_WHAT YOU NEED TO DO_.
Return every line of the data exactly as it stands.

Recorded data:
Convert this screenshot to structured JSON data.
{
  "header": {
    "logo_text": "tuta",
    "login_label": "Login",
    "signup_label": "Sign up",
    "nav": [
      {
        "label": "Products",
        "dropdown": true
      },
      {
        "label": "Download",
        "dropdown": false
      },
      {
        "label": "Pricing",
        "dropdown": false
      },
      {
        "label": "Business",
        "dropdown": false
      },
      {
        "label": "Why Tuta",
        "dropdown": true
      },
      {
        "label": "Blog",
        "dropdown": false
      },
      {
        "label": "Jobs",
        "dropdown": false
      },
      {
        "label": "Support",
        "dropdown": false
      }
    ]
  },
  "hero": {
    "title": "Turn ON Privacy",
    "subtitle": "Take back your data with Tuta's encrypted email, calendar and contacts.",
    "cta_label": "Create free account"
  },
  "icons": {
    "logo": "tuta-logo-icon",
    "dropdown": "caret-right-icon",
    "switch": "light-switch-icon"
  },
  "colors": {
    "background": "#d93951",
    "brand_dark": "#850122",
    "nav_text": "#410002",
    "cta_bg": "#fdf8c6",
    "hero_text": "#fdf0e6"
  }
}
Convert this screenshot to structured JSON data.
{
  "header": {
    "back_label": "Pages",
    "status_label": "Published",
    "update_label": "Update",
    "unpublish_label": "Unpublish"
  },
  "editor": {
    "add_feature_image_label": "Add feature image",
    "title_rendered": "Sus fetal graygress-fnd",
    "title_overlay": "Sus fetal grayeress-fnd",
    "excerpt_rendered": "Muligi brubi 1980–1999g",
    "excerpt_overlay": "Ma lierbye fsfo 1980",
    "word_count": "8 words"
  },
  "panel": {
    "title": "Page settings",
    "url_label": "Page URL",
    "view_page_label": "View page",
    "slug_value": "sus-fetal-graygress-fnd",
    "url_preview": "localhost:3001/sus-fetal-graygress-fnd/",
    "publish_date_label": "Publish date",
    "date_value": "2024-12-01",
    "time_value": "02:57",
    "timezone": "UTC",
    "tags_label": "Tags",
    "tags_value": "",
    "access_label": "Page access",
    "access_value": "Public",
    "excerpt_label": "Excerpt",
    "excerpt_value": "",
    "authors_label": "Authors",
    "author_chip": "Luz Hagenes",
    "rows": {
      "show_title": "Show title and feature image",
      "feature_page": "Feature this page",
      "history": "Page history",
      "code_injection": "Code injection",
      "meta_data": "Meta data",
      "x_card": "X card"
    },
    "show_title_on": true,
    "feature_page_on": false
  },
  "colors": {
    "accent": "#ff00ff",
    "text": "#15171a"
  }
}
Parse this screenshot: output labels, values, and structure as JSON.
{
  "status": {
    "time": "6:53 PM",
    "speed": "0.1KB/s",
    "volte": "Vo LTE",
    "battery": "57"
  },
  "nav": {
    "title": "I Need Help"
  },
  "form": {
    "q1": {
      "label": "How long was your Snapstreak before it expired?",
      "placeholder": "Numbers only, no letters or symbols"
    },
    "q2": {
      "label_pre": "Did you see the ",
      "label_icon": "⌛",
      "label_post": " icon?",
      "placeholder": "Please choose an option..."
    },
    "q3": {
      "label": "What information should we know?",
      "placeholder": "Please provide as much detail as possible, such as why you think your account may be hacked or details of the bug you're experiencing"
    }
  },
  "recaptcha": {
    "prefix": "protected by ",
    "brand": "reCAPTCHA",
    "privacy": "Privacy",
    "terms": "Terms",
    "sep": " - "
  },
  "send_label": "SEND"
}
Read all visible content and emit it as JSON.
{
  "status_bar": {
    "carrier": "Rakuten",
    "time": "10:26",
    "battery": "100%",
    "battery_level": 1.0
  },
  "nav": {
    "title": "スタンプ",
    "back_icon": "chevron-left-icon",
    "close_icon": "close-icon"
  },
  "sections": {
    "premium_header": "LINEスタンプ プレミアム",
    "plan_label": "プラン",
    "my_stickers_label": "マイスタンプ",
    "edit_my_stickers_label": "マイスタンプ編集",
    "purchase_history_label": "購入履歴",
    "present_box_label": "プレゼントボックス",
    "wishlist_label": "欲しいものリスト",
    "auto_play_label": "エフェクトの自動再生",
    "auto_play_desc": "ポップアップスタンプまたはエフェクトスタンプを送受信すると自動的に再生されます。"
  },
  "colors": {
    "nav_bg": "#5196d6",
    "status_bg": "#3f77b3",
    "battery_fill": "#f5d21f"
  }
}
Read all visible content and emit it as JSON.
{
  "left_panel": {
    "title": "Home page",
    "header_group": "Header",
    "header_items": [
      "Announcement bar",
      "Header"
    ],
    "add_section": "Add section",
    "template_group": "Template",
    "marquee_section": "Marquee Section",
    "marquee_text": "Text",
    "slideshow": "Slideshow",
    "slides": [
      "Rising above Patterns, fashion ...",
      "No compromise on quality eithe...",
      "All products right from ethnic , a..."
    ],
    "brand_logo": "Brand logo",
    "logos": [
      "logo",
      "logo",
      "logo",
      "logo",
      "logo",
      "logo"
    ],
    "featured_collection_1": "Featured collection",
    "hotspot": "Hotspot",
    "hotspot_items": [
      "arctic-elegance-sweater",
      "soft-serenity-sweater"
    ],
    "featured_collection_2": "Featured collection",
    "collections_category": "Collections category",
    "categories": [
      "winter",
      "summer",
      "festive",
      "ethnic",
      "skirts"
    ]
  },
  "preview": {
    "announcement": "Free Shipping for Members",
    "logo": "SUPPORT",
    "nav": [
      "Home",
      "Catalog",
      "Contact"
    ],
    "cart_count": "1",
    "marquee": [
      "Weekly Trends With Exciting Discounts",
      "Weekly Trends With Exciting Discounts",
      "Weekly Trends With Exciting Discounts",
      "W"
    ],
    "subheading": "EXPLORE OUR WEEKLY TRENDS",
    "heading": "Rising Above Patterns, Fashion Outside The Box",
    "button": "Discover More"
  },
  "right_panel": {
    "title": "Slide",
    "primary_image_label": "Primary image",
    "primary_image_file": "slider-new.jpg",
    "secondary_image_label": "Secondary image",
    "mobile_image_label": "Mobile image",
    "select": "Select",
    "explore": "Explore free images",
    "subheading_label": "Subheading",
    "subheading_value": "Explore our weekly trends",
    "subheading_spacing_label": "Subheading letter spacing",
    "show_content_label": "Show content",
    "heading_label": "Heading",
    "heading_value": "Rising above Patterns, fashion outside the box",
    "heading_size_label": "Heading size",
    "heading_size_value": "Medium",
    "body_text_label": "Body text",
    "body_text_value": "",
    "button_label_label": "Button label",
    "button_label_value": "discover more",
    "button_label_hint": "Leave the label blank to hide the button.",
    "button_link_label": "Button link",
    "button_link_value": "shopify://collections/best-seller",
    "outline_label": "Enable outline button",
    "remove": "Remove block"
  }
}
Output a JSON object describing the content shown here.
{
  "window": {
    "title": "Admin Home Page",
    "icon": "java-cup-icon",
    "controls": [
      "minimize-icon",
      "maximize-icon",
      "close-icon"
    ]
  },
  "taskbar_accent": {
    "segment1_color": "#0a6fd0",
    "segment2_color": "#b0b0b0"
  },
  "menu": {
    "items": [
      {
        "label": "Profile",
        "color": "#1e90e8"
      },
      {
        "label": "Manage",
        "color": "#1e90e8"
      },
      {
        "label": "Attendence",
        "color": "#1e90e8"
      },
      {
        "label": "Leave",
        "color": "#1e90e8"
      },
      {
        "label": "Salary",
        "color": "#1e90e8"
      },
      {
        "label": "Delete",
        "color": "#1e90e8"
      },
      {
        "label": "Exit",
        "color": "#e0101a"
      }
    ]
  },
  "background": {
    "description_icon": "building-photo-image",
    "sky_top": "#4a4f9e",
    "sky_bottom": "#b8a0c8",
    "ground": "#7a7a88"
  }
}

_ANSWER TO THIS EXERCISE_.
Convert this screenshot to structured JSON data.
{
  "header": {
    "logo_text": "tuta",
    "login_label": "Login",
    "signup_label": "Sign up",
    "nav": [
      {
        "label": "Products",
        "dropdown": true
      },
      {
        "label": "Download",
        "dropdown": false
      },
      {
        "label": "Pricing",
        "dropdown": false
      },
      {
        "label": "Business",
        "dropdown": false
      },
      {
        "label": "Why Tuta",
        "dropdown": true
      },
      {
        "label": "Blog",
        "dropdown": false
      },
      {
        "label": "Jobs",
        "dropdown": false
      },
      {
        "label": "Support",
        "dropdown": false
      }
    ]
  },
  "hero": {
    "title": "Turn ON Privacy",
    "subtitle": "Take back your data with Tuta's encrypted email, calendar and contacts.",
    "cta_label": "Create free account"
  },
  "icons": {
    "logo": "tuta-logo-icon",
    "dropdown": "caret-right-icon",
    "switch": "light-switch-icon"
  },
  "colors": {
    "background": "#d93951",
    "brand_dark": "#850122",
    "nav_text": "#410002",
    "cta_bg": "#fdf8c6",
    "hero_text": "#fdf0e6"
  }
}
Convert this screenshot to structured JSON data.
{
  "header": {
    "back_label": "Pages",
    "status_label": "Published",
    "update_label": "Update",
    "unpublish_label": "Unpublish"
  },
  "editor": {
    "add_feature_image_label": "Add feature image",
    "title_rendered": "Sus fetal graygress-fnd",
    "title_overlay": "Sus fetal grayeress-fnd",
    "excerpt_rendered": "Muligi brubi 1980–1999g",
    "excerpt_overlay": "Ma lierbye fsfo 1980",
    "word_count": "8 words"
  },
  "panel": {
    "title": "Page settings",
    "url_label": "Page URL",
    "view_page_label": "View page",
    "slug_value": "sus-fetal-graygress-fnd",
    "url_preview": "localhost:3001/sus-fetal-graygress-fnd/",
    "publish_date_label": "Publish date",
    "date_value": "2024-12-01",
    "time_value": "02:57",
    "timezone": "UTC",
    "tags_label": "Tags",
    "tags_value": "",
    "access_label": "Page access",
    "access_value": "Public",
    "excerpt_label": "Excerpt",
    "excerpt_value": "",
    "authors_label": "Authors",
    "author_chip": "Luz Hagenes",
    "rows": {
      "show_title": "Show title and feature image",
      "feature_page": "Feature this page",
      "history": "Page history",
      "code_injection": "Code injection",
      "meta_data": "Meta data",
      "x_card": "X card"
    },
    "show_title_on": true,
    "feature_page_on": false
  },
  "colors": {
    "accent": "#ff00ff",
    "text": "#15171a"
  }
}
Parse this screenshot: output labels, values, and structure as JSON.
{
  "status": {
    "time": "6:53 PM",
    "speed": "0.1KB/s",
    "volte": "Vo LTE",
    "battery": "57"
  },
  "nav": {
    "title": "I Need Help"
  },
  "form": {
    "q1": {
      "label": "How long was your Snapstreak before it expired?",
      "placeholder": "Numbers only, no letters or symbols"
    },
    "q2": {
      "label_pre": "Did you see the ",
      "label_icon": "⌛",
      "label_post": " icon?",
      "placeholder": "Please choose an option..."
    },
    "q3": {
      "label": "What information should we know?",
      "placeholder": "Please provide as much detail as possible, such as why you think your account may be hacked or details of the bug you're experiencing"
    }
  },
  "recaptcha": {
    "prefix": "protected by ",
    "brand": "reCAPTCHA",
    "privacy": "Privacy",
    "terms": "Terms",
    "sep": " - "
  },
  "send_label": "SEND"
}
Read all visible content and emit it as JSON.
{
  "status_bar": {
    "carrier": "Rakuten",
    "time": "10:26",
    "battery": "100%",
    "battery_level": 1.0
  },
  "nav": {
    "title": "スタンプ",
    "back_icon": "chevron-left-icon",
    "close_icon": "close-icon"
  },
  "sections": {
    "premium_header": "LINEスタンプ プレミアム",
    "plan_label": "プラン",
    "my_stickers_label": "マイスタンプ",
    "edit_my_stickers_label": "マイスタンプ編集",
    "purchase_history_label": "購入履歴",
    "present_box_label": "プレゼントボックス",
    "wishlist_label": "欲しいものリスト",
    "auto_play_label": "エフェクトの自動再生",
    "auto_play_desc": "ポップアップスタンプまたはエフェクトスタンプを送受信すると自動的に再生されます。"
  },
  "colors": {
    "nav_bg": "#5196d6",
    "status_bg": "#3f77b3",
    "battery_fill": "#f5d21f"
  }
}
Read all visible content and emit it as JSON.
{
  "left_panel": {
    "title": "Home page",
    "header_group": "Header",
    "header_items": [
      "Announcement bar",
      "Header"
    ],
    "add_section": "Add section",
    "template_group": "Template",
    "marquee_section": "Marquee Section",
    "marquee_text": "Text",
    "slideshow": "Slideshow",
    "slides": [
      "Rising above Patterns, fashion ...",
      "No compromise on quality eithe...",
      "All products right from ethnic , a..."
    ],
    "brand_logo": "Brand logo",
    "logos": [
      "logo",
      "logo",
      "logo",
      "logo",
      "logo",
      "logo"
    ],
    "featured_collection_1": "Featured collection",
    "hotspot": "Hotspot",
    "hotspot_items": [
      "arctic-elegance-sweater",
      "soft-serenity-sweater"
    ],
    "featured_collection_2": "Featured collection",
    "collections_category": "Collections category",
    "categories": [
      "winter",
      "summer",
      "festive",
      "ethnic",
      "skirts"
    ]
  },
  "preview": {
    "announcement": "Free Shipping for Members",
    "logo": "SUPPORT",
    "nav": [
      "Home",
      "Catalog",
      "Contact"
    ],
    "cart_count": "1",
    "marquee": [
      "Weekly Trends With Exciting Discounts",
      "Weekly Trends With Exciting Discounts",
      "Weekly Trends With Exciting Discounts",
      "W"
    ],
    "subheading": "EXPLORE OUR WEEKLY TRENDS",
    "heading": "Rising Above Patterns, Fashion Outside The Box",
    "button": "Discover More"
  },
  "right_panel": {
    "title": "Slide",
    "primary_image_label": "Primary image",
    "primary_image_file": "slider-new.jpg",
    "secondary_image_label": "Secondary image",
    "mobile_image_label": "Mobile image",
    "select": "Select",
    "explore": "Explore free images",
    "subheading_label": "Subheading",
    "subheading_value": "Explore our weekly trends",
    "subheading_spacing_label": "Subheading letter spacing",
    "show_content_label": "Show content",
    "heading_label": "Heading",
    "heading_value": "Rising above Patterns, fashion outside the box",
    "heading_size_label": "Heading size",
    "heading_size_value": "Medium",
    "body_text_label": "Body text",
    "body_text_value": "",
    "button_label_label": "Button label",
    "button_label_value": "discover more",
    "button_label_hint": "Leave the label blank to hide the button.",
    "button_link_label": "Button link",
    "button_link_value": "shopify://collections/best-seller",
    "outline_label": "Enable outline button",
    "remove": "Remove block"
  }
}
Output a JSON object describing the content shown here.
{
  "window": {
    "title": "Admin Home Page",
    "icon": "java-cup-icon",
    "controls": [
      "minimize-icon",
      "maximize-icon",
      "close-icon"
    ]
  },
  "taskbar_accent": {
    "segment1_color": "#0a6fd0",
    "segment2_color": "#b0b0b0"
  },
  "menu": {
    "items": [
      {
        "label": "Profile",
        "color": "#1e90e8"
      },
      {
        "label": "Manage",
        "color": "#1e90e8"
      },
      {
        "label": "Attendence",
        "color": "#1e90e8"
      },
      {
        "label": "Leave",
        "color": "#1e90e8"
      },
      {
        "label": "Salary",
        "color": "#1e90e8"
      },
      {
        "label": "Delete",
        "color": "#1e90e8"
      },
      {
        "label": "Exit",
        "color": "#e0101a"
      }
    ]
  },
  "background": {
    "description_icon": "building-photo-image",
    "sky_top": "#4a4f9e",
    "sky_bottom": "#b8a0c8",
    "ground": "#7a7a88"
  }
}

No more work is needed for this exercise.